- Opening Delimiter -
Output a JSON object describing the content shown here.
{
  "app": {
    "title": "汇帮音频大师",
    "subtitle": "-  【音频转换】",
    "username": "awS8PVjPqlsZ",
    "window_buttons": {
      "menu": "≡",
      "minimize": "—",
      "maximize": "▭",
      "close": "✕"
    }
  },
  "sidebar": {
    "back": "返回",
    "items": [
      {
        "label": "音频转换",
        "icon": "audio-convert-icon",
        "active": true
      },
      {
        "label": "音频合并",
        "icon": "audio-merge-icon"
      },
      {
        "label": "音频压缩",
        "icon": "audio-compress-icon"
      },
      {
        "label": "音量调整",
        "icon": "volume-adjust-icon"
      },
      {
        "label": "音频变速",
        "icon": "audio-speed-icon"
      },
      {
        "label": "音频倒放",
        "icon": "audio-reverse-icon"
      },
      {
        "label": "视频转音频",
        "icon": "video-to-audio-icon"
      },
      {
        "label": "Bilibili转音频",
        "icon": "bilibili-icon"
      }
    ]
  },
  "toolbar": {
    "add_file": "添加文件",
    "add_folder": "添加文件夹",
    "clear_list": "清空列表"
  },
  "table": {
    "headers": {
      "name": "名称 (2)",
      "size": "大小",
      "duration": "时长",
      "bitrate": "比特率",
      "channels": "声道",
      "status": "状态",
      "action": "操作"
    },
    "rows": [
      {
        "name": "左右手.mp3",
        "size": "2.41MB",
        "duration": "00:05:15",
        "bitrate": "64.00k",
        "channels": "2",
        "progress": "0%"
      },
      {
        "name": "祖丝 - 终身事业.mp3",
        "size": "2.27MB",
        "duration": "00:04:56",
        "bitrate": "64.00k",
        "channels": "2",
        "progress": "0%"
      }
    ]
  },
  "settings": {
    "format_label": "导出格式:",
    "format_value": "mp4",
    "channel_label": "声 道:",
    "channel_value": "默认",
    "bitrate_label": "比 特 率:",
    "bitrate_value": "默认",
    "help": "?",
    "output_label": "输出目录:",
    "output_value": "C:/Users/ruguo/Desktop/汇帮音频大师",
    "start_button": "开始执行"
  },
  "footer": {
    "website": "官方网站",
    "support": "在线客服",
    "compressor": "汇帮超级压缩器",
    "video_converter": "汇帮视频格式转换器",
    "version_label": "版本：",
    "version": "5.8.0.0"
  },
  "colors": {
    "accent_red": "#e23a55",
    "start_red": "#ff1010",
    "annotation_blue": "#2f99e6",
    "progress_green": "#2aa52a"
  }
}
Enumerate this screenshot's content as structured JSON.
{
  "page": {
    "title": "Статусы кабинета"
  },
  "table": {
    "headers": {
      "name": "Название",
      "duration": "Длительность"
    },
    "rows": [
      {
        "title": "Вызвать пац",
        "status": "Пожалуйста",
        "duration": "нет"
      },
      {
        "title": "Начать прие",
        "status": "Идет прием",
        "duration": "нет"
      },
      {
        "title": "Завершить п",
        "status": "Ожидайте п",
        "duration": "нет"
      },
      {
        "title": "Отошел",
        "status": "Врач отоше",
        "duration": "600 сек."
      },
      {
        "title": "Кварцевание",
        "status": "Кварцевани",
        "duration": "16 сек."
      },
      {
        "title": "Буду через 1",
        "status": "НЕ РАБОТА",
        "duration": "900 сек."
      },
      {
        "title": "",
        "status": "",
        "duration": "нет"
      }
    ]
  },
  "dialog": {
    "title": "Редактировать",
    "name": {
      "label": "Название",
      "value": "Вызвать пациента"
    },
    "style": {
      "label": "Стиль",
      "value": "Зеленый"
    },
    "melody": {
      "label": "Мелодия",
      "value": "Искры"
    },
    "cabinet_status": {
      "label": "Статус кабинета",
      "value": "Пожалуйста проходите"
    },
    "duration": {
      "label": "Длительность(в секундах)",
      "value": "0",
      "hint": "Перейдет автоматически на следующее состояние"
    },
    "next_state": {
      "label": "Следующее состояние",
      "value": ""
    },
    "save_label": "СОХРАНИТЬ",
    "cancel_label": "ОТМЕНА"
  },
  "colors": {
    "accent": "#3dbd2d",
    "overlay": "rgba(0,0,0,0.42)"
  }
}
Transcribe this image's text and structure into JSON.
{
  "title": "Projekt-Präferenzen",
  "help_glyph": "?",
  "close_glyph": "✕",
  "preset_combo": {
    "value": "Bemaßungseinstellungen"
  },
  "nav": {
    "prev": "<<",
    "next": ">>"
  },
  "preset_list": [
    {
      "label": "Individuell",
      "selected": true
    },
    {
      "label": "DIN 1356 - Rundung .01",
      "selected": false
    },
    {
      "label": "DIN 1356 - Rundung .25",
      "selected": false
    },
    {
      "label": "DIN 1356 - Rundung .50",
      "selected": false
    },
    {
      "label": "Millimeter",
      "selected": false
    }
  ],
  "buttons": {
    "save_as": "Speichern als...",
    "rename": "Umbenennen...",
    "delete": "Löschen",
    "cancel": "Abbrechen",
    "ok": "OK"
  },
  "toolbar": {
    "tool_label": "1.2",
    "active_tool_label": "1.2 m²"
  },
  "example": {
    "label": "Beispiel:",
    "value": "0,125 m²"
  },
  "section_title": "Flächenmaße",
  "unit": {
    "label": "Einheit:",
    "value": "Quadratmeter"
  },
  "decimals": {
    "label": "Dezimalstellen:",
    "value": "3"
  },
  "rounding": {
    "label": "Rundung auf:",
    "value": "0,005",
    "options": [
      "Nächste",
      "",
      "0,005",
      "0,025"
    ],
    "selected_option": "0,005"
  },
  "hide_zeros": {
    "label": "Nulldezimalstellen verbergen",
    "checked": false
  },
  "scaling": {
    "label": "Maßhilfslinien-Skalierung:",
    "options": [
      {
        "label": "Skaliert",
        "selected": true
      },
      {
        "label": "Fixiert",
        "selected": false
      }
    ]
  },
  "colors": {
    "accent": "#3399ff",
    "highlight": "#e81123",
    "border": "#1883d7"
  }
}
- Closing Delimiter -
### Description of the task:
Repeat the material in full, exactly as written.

### Task solution:
Output a JSON object describing the content shown here.
{
  "app": {
    "title": "汇帮音频大师",
    "subtitle": "-  【音频转换】",
    "username": "awS8PVjPqlsZ",
    "window_buttons": {
      "menu": "≡",
      "minimize": "—",
      "maximize": "▭",
      "close": "✕"
    }
  },
  "sidebar": {
    "back": "返回",
    "items": [
      {
        "label": "音频转换",
        "icon": "audio-convert-icon",
        "active": true
      },
      {
        "label": "音频合并",
        "icon": "audio-merge-icon"
      },
      {
        "label": "音频压缩",
        "icon": "audio-compress-icon"
      },
      {
        "label": "音量调整",
        "icon": "volume-adjust-icon"
      },
      {
        "label": "音频变速",
        "icon": "audio-speed-icon"
      },
      {
        "label": "音频倒放",
        "icon": "audio-reverse-icon"
      },
      {
        "label": "视频转音频",
        "icon": "video-to-audio-icon"
      },
      {
        "label": "Bilibili转音频",
        "icon": "bilibili-icon"
      }
    ]
  },
  "toolbar": {
    "add_file": "添加文件",
    "add_folder": "添加文件夹",
    "clear_list": "清空列表"
  },
  "table": {
    "headers": {
      "name": "名称 (2)",
      "size": "大小",
      "duration": "时长",
      "bitrate": "比特率",
      "channels": "声道",
      "status": "状态",
      "action": "操作"
    },
    "rows": [
      {
        "name": "左右手.mp3",
        "size": "2.41MB",
        "duration": "00:05:15",
        "bitrate": "64.00k",
        "channels": "2",
        "progress": "0%"
      },
      {
        "name": "祖丝 - 终身事业.mp3",
        "size": "2.27MB",
        "duration": "00:04:56",
        "bitrate": "64.00k",
        "channels": "2",
        "progress": "0%"
      }
    ]
  },
  "settings": {
    "format_label": "导出格式:",
    "format_value": "mp4",
    "channel_label": "声 道:",
    "channel_value": "默认",
    "bitrate_label": "比 特 率:",
    "bitrate_value": "默认",
    "help": "?",
    "output_label": "输出目录:",
    "output_value": "C:/Users/ruguo/Desktop/汇帮音频大师",
    "start_button": "开始执行"
  },
  "footer": {
    "website": "官方网站",
    "support": "在线客服",
    "compressor": "汇帮超级压缩器",
    "video_converter": "汇帮视频格式转换器",
    "version_label": "版本：",
    "version": "5.8.0.0"
  },
  "colors": {
    "accent_red": "#e23a55",
    "start_red": "#ff1010",
    "annotation_blue": "#2f99e6",
    "progress_green": "#2aa52a"
  }
}
Enumerate this screenshot's content as structured JSON.
{
  "page": {
    "title": "Статусы кабинета"
  },
  "table": {
    "headers": {
      "name": "Название",
      "duration": "Длительность"
    },
    "rows": [
      {
        "title": "Вызвать пац",
        "status": "Пожалуйста",
        "duration": "нет"
      },
      {
        "title": "Начать прие",
        "status": "Идет прием",
        "duration": "нет"
      },
      {
        "title": "Завершить п",
        "status": "Ожидайте п",
        "duration": "нет"
      },
      {
        "title": "Отошел",
        "status": "Врач отоше",
        "duration": "600 сек."
      },
      {
        "title": "Кварцевание",
        "status": "Кварцевани",
        "duration": "16 сек."
      },
      {
        "title": "Буду через 1",
        "status": "НЕ РАБОТА",
        "duration": "900 сек."
      },
      {
        "title": "",
        "status": "",
        "duration": "нет"
      }
    ]
  },
  "dialog": {
    "title": "Редактировать",
    "name": {
      "label": "Название",
      "value": "Вызвать пациента"
    },
    "style": {
      "label": "Стиль",
      "value": "Зеленый"
    },
    "melody": {
      "label": "Мелодия",
      "value": "Искры"
    },
    "cabinet_status": {
      "label": "Статус кабинета",
      "value": "Пожалуйста проходите"
    },
    "duration": {
      "label": "Длительность(в секундах)",
      "value": "0",
      "hint": "Перейдет автоматически на следующее состояние"
    },
    "next_state": {
      "label": "Следующее состояние",
      "value": ""
    },
    "save_label": "СОХРАНИТЬ",
    "cancel_label": "ОТМЕНА"
  },
  "colors": {
    "accent": "#3dbd2d",
    "overlay": "rgba(0,0,0,0.42)"
  }
}
Transcribe this image's text and structure into JSON.
{
  "title": "Projekt-Präferenzen",
  "help_glyph": "?",
  "close_glyph": "✕",
  "preset_combo": {
    "value": "Bemaßungseinstellungen"
  },
  "nav": {
    "prev": "<<",
    "next": ">>"
  },
  "preset_list": [
    {
      "label": "Individuell",
      "selected": true
    },
    {
      "label": "DIN 1356 - Rundung .01",
      "selected": false
    },
    {
      "label": "DIN 1356 - Rundung .25",
      "selected": false
    },
    {
      "label": "DIN 1356 - Rundung .50",
      "selected": false
    },
    {
      "label": "Millimeter",
      "selected": false
    }
  ],
  "buttons": {
    "save_as": "Speichern als...",
    "rename": "Umbenennen...",
    "delete": "Löschen",
    "cancel": "Abbrechen",
    "ok": "OK"
  },
  "toolbar": {
    "tool_label": "1.2",
    "active_tool_label": "1.2 m²"
  },
  "example": {
    "label": "Beispiel:",
    "value": "0,125 m²"
  },
  "section_title": "Flächenmaße",
  "unit": {
    "label": "Einheit:",
    "value": "Quadratmeter"
  },
  "decimals": {
    "label": "Dezimalstellen:",
    "value": "3"
  },
  "rounding": {
    "label": "Rundung auf:",
    "value": "0,005",
    "options": [
      "Nächste",
      "",
      "0,005",
      "0,025"
    ],
    "selected_option": "0,005"
  },
  "hide_zeros": {
    "label": "Nulldezimalstellen verbergen",
    "checked": false
  },
  "scaling": {
    "label": "Maßhilfslinien-Skalierung:",
    "options": [
      {
        "label": "Skaliert",
        "selected": true
      },
      {
        "label": "Fixiert",
        "selected": false
      }
    ]
  },
  "colors": {
    "accent": "#3399ff",
    "highlight": "#e81123",
    "border": "#1883d7"
  }
}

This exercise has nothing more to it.